Founded by world-class duo Igor and Svetlana Iskhakov, Dance Centre is dedicated to the empowerment and physical fitness of the everyday person via the art of dance. The studio features both high-level instruction for budding Baryshnikovs as well as a host of beginner-friendly classes in a variety of dance styles. Group classes consisting of as few as five pupils practice basic steps within the Gahanna facility's grand 6,000 square feet of studio space, the perfect place for dancing and drag racing floor buffers. Igor and Svetlana also host regular practice parties for their students, which present festive opportunities to show off new skills in a no-pressure social setting or mingle with accomplished star students.

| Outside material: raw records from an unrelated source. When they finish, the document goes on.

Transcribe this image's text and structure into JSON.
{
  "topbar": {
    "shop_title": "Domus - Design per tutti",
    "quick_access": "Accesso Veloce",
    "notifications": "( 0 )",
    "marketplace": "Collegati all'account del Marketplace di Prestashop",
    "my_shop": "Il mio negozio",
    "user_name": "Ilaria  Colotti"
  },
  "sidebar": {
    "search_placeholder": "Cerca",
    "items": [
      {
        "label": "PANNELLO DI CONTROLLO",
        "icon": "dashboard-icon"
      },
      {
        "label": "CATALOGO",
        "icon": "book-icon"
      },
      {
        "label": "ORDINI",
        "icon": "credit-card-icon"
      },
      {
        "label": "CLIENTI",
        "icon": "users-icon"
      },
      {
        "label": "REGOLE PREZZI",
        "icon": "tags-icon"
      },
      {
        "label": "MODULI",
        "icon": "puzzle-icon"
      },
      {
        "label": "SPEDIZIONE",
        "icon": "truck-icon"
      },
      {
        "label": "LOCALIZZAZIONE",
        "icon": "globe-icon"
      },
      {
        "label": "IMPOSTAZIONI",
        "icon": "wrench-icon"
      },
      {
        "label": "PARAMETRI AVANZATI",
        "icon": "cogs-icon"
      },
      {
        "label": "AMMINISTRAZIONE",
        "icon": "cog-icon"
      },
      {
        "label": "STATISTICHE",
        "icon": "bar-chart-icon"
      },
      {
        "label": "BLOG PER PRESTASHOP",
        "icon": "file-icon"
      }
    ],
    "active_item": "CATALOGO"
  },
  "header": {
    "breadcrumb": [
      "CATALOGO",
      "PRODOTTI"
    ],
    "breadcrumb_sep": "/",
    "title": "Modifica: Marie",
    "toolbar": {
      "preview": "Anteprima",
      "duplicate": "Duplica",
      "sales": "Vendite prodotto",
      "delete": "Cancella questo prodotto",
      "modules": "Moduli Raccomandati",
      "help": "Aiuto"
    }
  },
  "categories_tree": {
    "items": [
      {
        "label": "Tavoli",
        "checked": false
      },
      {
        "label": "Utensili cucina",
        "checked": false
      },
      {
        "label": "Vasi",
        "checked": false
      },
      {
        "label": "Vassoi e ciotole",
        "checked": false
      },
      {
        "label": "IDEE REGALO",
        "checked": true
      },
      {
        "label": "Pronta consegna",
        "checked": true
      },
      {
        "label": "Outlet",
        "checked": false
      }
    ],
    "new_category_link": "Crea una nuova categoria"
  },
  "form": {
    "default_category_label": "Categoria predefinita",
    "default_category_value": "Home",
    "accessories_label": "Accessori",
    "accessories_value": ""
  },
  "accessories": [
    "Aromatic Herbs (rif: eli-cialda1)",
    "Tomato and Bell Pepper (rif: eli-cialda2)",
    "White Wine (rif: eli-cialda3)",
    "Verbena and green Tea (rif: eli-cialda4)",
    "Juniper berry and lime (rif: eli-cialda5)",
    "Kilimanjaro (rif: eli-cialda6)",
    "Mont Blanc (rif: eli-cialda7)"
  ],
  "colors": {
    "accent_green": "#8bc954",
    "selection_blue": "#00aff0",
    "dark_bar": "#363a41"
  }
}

For more than 50 years, Judy Dollenmayer Studio of Dance's instructors have been dedicated to training students of all ages. And as they offer more than 100 classes per week, there is something for everyone. Their styles range from jazz to tap to hip hop. While they emphasize turnout, flexibility, and posture in ballet, they focus more on the storytelling aspect of dance in lyrical classes, helping dancers drive their movements through emotion. During hip-hop classes, they coach students to hit funky, fast-paced movements, and in tap, they teach feet to tap out rhythmic beats. In addition to these expressive forms of movement, the instructors also lead barre ballet fitness classes, which blend dance techniques into calorie-burning cardio routines.
The Hershey Theatre, conceived in 1933 by noted philanthropist and chocolatier Milton S. Hershey, stands as an opulent tribute to the performing arts. Taking architectural cues from Saint Mark’s Basilica in Venice, the foyer’s towering arches gleam with golden paint and crystal chandeliers. The blue-and-gold mosaic that leads to the main seating area is the masterwork of two German artists who spent two years on its construction. Once inside the theater, audiences might think they’ve stepped onto the streets of Venice thanks to the atmospheric ceiling, stonework facades, and gondoliers paddling them to their seats. ####Bethel Woods Center for the Arts Music has permeated the 800 manicured acres where the Bethel Woods Center for the Arts has stood since 1969, when farmer Max Yasgur agreed to let love, peace, and harmony grow wild at the very first Woodstock festival. These days, the renowned outdoor venue and cultural center continues to attract the biggest acts in music to its pavilion stage. The open-air design ensures ample ventilation on the natural sloping lawn, and a roof protects up to 15,000 fans from inclement weather and the prying eyes of Cessna pilots.
The consortium of professional instructors at Fred Astaire Dance Studios, which was cofounded by the legendary toe tapper himself, shepherds students of all ages and skill levels through lessons that span the style spectrum. Low-pressure private sessions allow enthusiastic teachers to fine-tune individual students' techniques and form, using their expert eyes and mechanical dancing shoes preprogrammed to do the Charleston. Patrons can learn how to cavort through classic waltz and fox-trot romps or swivel through the modern steps of salsa, swing, or samba. For dancers hoping to hoof it up in a social setting, the group practice parties provide a one-night extravaganza of instruction, demonstrations, and amateur firewalking.
In Radio & Juliet, artistic media and historical conventions cross-pollinate on stage as the themes of Shakespeare and the music of Radiohead coalesce into a stark framework for Ballet Maribor’s minimalist forms. Dancers exploit the sense of alienation that permeates singer Thom Yorke’s voice to full effect, spinning in counter-clockwise pirouettes to symbolize their defiance of the passage of time. In swapping the Bard’s dramatic romance for Blue Tooth shades of melancholy, the production taps into an expression of longing attraction that the Pittsburgh Post-Gazette called “white hot in a way that Shakespeare could never have imagined.” Main-floor seats in the lavish, gold-swathed Palace Theatre, which was designed in the 1930s to mimic the Palace of Versailles, open up unobstructed views of the action.
One of the region’s only professional opera companies, Opera Columbus has enriched the fertile fields of central Ohio's cultural landscape since 1981. With The Marriage of Figaro, the company presents one of the five most-performed and least-yodeled operas of all time, a controversial Mozart masterpiece that lampooned the European aristocracy when first released. Audiences can laugh along with the comic tale of Figaro, a plucky servant who aims to embarrass and outwit his lecherous and conniving employer, the bullying Count. English supertitles are displayed above the stage to allow non-Italian-speaking patrons to follow the action and calculate the cosine of its complex love triangles.